I do feel bad for bands out there, but they should keep on practicing and recording. You can do it remotely or in small groups. My team quarantines and social distances, so when we do get together in groups of five or six to make music. We’re not out being fools. We have families and we’re being careful.

You managed to keep Lollapalooza alive this year with Lolla2020.
[The pandemic is] not gonna stop me from thinking and conceiving of new ways to do it. Like what we did with the virtual Lollapalooza. So I’m going to take that and evolve that concept. Let’s say this time next year everyone’s good to go out, but some are reluctant. So we can scale it. Instead of Lollapalooza for 120,000, we do it in selected areas or gardens with social distancing. We can do it all around the city. Hey, man, that could be a pretty cool party too! So, you look at the environment and make an assessment. With the Internet we have the ability to send the message and make it that much fiercer. We were able to go into Afghanistan and Syria with Lollapalooza this way. It doesn’t mean I don’t want to perform like I used to. We are chomping at the bit to do that, but in the meantime we’re writing. I’m writing a song right now with Josh Homme and Taylor Hawkins.

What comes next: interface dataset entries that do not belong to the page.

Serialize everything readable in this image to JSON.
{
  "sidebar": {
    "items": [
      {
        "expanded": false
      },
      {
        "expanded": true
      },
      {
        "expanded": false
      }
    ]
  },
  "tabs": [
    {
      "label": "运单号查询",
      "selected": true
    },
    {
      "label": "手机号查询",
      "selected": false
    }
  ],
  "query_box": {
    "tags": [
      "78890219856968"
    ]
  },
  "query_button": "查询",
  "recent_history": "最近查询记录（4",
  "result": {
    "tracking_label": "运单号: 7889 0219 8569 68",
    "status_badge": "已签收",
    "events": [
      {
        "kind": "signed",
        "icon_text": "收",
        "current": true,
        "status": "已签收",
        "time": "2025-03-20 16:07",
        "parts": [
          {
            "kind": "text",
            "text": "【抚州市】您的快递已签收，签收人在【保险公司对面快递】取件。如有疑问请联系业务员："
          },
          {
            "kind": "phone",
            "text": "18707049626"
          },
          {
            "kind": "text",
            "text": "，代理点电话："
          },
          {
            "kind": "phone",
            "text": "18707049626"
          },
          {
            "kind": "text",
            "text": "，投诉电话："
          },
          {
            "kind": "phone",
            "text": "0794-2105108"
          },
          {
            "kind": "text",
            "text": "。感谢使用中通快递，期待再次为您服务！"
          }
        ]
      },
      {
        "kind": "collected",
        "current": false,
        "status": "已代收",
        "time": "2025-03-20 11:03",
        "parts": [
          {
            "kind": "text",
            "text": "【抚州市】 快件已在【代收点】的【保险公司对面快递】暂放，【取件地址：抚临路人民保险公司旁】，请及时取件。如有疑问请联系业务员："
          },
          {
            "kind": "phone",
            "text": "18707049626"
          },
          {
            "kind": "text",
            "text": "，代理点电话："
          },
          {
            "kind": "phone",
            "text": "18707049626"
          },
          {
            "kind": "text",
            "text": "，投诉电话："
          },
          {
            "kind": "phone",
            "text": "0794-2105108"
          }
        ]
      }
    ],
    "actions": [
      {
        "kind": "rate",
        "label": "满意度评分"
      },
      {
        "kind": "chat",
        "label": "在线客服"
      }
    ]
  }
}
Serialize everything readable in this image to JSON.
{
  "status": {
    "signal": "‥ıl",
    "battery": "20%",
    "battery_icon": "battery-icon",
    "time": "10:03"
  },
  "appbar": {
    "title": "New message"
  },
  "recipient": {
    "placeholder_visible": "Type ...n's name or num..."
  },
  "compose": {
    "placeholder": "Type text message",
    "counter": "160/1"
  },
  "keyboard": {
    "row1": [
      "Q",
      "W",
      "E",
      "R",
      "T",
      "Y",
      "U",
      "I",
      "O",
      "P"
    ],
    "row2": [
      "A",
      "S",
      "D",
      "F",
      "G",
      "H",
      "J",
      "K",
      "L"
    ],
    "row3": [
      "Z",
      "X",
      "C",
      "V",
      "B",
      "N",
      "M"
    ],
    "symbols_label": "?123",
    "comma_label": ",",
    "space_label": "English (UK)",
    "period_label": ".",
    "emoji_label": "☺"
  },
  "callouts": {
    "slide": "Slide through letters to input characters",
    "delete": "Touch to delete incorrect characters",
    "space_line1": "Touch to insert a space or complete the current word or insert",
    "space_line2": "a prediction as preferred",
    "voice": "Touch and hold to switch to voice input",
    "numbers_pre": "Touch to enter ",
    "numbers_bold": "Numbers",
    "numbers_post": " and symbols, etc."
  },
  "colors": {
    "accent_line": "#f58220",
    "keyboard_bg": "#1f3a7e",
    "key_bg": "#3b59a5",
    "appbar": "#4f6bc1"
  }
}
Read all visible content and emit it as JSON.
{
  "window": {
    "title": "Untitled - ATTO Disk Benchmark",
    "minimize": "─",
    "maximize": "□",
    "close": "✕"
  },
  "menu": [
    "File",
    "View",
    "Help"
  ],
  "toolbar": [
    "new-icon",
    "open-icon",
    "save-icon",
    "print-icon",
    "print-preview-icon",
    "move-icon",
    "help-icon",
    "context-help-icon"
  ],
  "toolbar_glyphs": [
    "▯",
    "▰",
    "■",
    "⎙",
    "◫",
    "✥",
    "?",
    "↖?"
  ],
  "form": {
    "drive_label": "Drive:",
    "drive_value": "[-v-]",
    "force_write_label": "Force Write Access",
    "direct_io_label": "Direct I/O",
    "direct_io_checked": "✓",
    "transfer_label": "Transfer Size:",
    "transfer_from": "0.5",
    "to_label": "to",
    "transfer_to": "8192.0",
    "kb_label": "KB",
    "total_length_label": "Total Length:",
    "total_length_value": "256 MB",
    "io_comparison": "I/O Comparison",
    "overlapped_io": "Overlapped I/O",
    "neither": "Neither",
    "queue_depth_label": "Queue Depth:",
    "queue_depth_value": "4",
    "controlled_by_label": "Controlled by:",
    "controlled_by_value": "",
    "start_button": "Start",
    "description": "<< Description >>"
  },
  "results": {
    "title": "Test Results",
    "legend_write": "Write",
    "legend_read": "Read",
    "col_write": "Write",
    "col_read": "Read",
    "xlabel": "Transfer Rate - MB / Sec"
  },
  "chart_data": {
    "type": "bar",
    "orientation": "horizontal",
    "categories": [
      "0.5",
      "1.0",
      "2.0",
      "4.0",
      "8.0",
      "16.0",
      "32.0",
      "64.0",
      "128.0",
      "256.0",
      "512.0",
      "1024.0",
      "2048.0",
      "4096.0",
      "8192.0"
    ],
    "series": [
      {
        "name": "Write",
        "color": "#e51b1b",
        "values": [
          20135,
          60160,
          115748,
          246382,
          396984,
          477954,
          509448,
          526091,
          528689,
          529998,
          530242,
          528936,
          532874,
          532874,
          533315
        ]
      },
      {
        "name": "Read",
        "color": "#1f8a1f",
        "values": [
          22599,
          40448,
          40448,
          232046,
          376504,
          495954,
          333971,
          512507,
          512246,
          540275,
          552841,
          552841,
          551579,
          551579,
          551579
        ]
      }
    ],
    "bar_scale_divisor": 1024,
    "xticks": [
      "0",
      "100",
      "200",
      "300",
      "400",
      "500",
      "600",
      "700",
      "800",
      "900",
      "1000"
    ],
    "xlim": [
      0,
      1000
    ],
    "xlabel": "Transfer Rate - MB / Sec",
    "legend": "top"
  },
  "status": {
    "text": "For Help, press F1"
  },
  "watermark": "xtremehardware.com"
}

It was great to see you bring both Jane’s Addiction and Porno For Pyros back for Lolla2020. It had been a long time since Porno performed.
I love Porno. Jane’s was great, Porno was great. Touring with Mike Watt, Pete [DiStefano] and Steve [Perkins], I have so many fun, great memories, but also horrific and catastrophic ones too. Got lost at sea, attempted murders, went to jail [laughs]. But still, I wouldn’t trade any of it … Well, maybe I would trade one or two of those times. For the most part, though, it was research for an artist. An artist can only reflect their life, so you have to make sure you have a great life. That’s what was going on in those days. Why would I bring Porno back now? Because for this Lollapalooza cycle we couldn’t perform on a stage, but we could get together as a small collective and project it out to the world. Maybe next year we can do it live for four different countries.

Today’s rock music is really lacking the star power we saw in a lot of bands decades ago. Do you see the spirit and the energy that Jane’s had in any bands right now?
Yeah, there’s this group Starcrawler. [Arrow de Wilde] is like us. In L.A. we have this legacy of shamans, like Jim Morrison and Darby Crash. I like to consider myself as carrying that torch, but I’d like to pass that torch too. I definitely feel that Arrow is one such artist. We did a song with her that is on the box set.

Arrow is close in age to your sons. Do you see them following in dad’s footsteps?
My one son is in a band that sounds like Jane’s and Joy Division, but he also has a rap crew. I listened to some of the rap crew the other day and it was really horrifying. They were talking about kicking girls in the stomach, then spitting down their throats after he beheads them, and I was like, “Oh, my God!” I thought maybe this was a thing and then did some research, and yeah, I discovered Odd Future; Tyler, the Creator; and horrorcore. I was just happy to know that existed. But then I gave my son some advice. I said, “You didn’t put it out yet, as a record, did you?” He said he did. So I said, “Did you put your name on it?” He said he did. So I said, “Dude, I get it. You think it’s funny. But get to work and write some great songs because you never know — 35 years later you could end up with a box set.”